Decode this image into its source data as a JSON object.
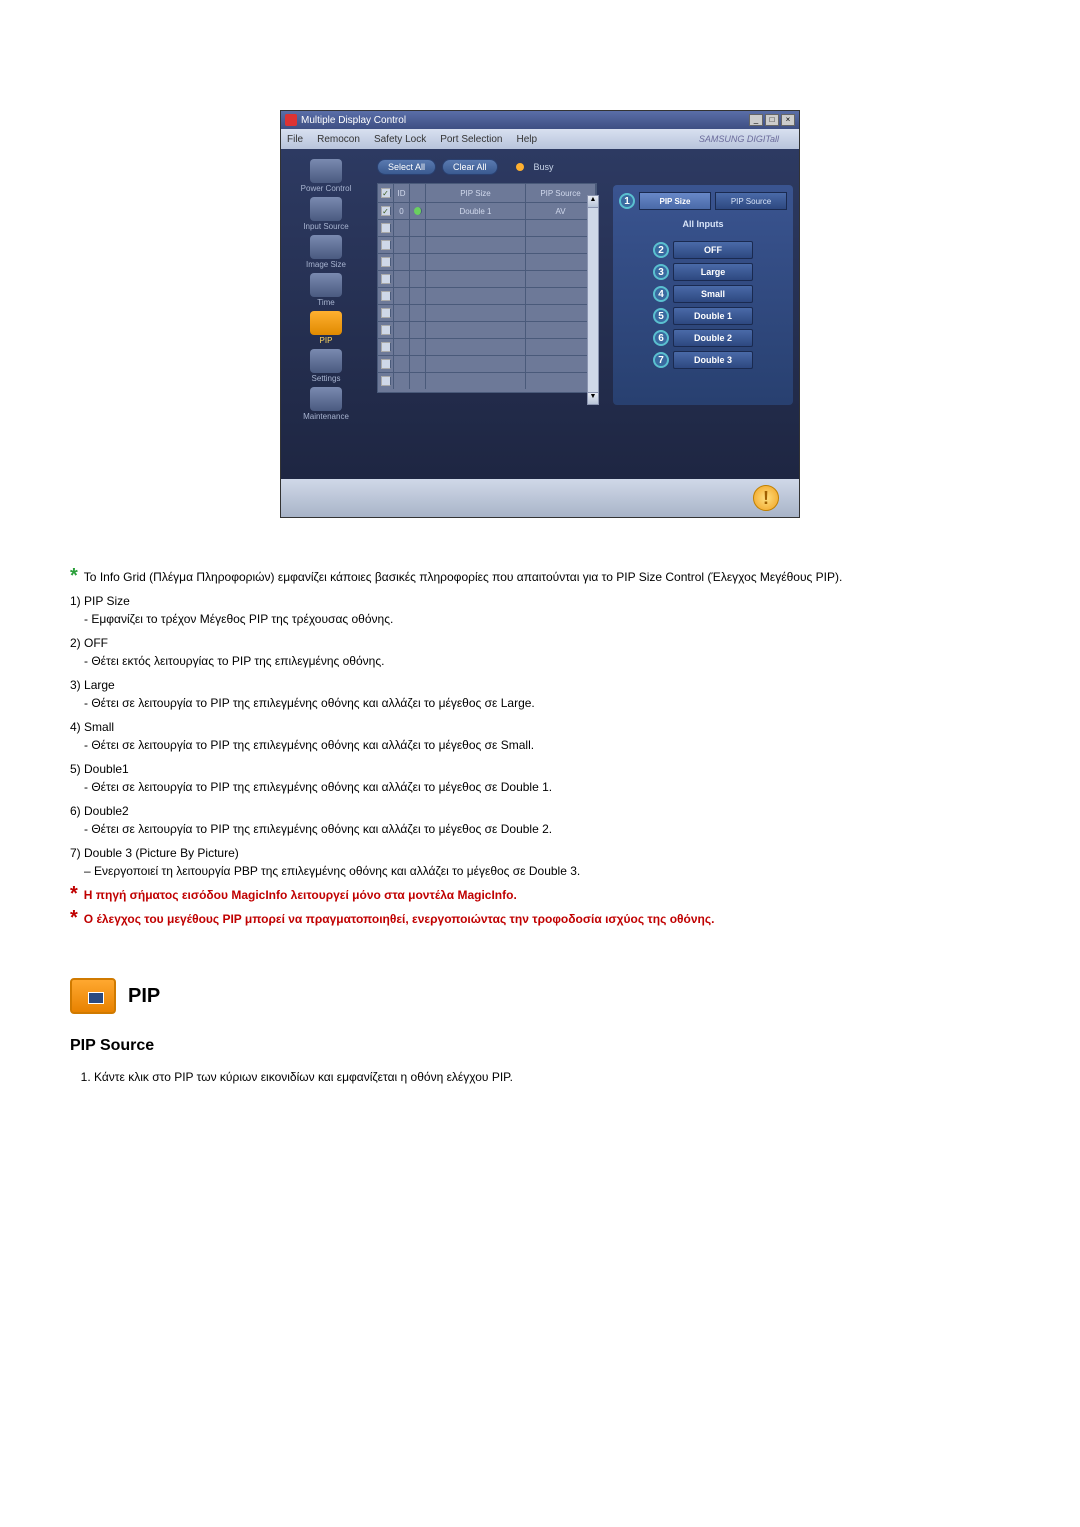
{
  "window": {
    "title": "Multiple Display Control",
    "menu": [
      "File",
      "Remocon",
      "Safety Lock",
      "Port Selection",
      "Help"
    ],
    "brand": "SAMSUNG DIGITall"
  },
  "sidebar": {
    "items": [
      {
        "label": "Power Control"
      },
      {
        "label": "Input Source"
      },
      {
        "label": "Image Size"
      },
      {
        "label": "Time"
      },
      {
        "label": "PIP"
      },
      {
        "label": "Settings"
      },
      {
        "label": "Maintenance"
      }
    ]
  },
  "toolbar": {
    "select_all": "Select All",
    "clear_all": "Clear All",
    "busy": "Busy"
  },
  "grid": {
    "headers": {
      "id": "ID",
      "pip_size": "PIP Size",
      "pip_source": "PIP Source"
    },
    "rows": [
      {
        "checked": true,
        "id": "0",
        "pip_size": "Double 1",
        "pip_source": "AV"
      },
      {
        "checked": false
      },
      {
        "checked": false
      },
      {
        "checked": false
      },
      {
        "checked": false
      },
      {
        "checked": false
      },
      {
        "checked": false
      },
      {
        "checked": false
      },
      {
        "checked": false
      },
      {
        "checked": false
      },
      {
        "checked": false
      }
    ]
  },
  "panel": {
    "tabs": [
      "PIP Size",
      "PIP Source"
    ],
    "subhead": "All Inputs",
    "options": [
      "OFF",
      "Large",
      "Small",
      "Double 1",
      "Double 2",
      "Double 3"
    ]
  },
  "callouts": [
    "1",
    "2",
    "3",
    "4",
    "5",
    "6",
    "7"
  ],
  "doc": {
    "intro": "Το Info Grid (Πλέγμα Πληροφοριών) εμφανίζει κάποιες βασικές πληροφορίες που απαιτούνται για το PIP Size Control (Έλεγχος Μεγέθους PIP).",
    "items": [
      {
        "num": "1)",
        "title": "PIP Size",
        "desc": "- Εμφανίζει το τρέχον Μέγεθος PIP της τρέχουσας οθόνης."
      },
      {
        "num": "2)",
        "title": "OFF",
        "desc": "- Θέτει εκτός λειτουργίας το PIP της επιλεγμένης οθόνης."
      },
      {
        "num": "3)",
        "title": "Large",
        "desc": "- Θέτει σε λειτουργία το PIP της επιλεγμένης οθόνης και αλλάζει το μέγεθος σε Large."
      },
      {
        "num": "4)",
        "title": "Small",
        "desc": "- Θέτει σε λειτουργία το PIP της επιλεγμένης οθόνης και αλλάζει το μέγεθος σε Small."
      },
      {
        "num": "5)",
        "title": "Double1",
        "desc": "- Θέτει σε λειτουργία το PIP της επιλεγμένης οθόνης και αλλάζει το μέγεθος σε Double 1."
      },
      {
        "num": "6)",
        "title": "Double2",
        "desc": "- Θέτει σε λειτουργία το PIP της επιλεγμένης οθόνης και αλλάζει το μέγεθος σε Double 2."
      },
      {
        "num": "7)",
        "title": "Double 3 (Picture By Picture)",
        "desc": "– Ενεργοποιεί τη λειτουργία PBP της επιλεγμένης οθόνης και αλλάζει το μέγεθος σε Double 3."
      }
    ],
    "note1": "Η πηγή σήματος εισόδου MagicInfo λειτουργεί μόνο στα μοντέλα MagicInfo.",
    "note2": "Ο έλεγχος του μεγέθους PIP μπορεί να πραγματοποιηθεί, ενεργοποιώντας την τροφοδοσία ισχύος της οθόνης.",
    "section_title": "PIP",
    "sub_section": "PIP Source",
    "step1": "Κάντε κλικ στο PIP των κύριων εικονιδίων και εμφανίζεται η οθόνη ελέγχου PIP."
  }
}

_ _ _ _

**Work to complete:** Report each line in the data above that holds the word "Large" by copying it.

**Exercise output:**
      "Large",
        "title": "Large",
        "desc": "- Θέτει σε λειτουργία το PIP της επιλεγμένης οθόνης και αλλάζει το μέγεθος σε Large."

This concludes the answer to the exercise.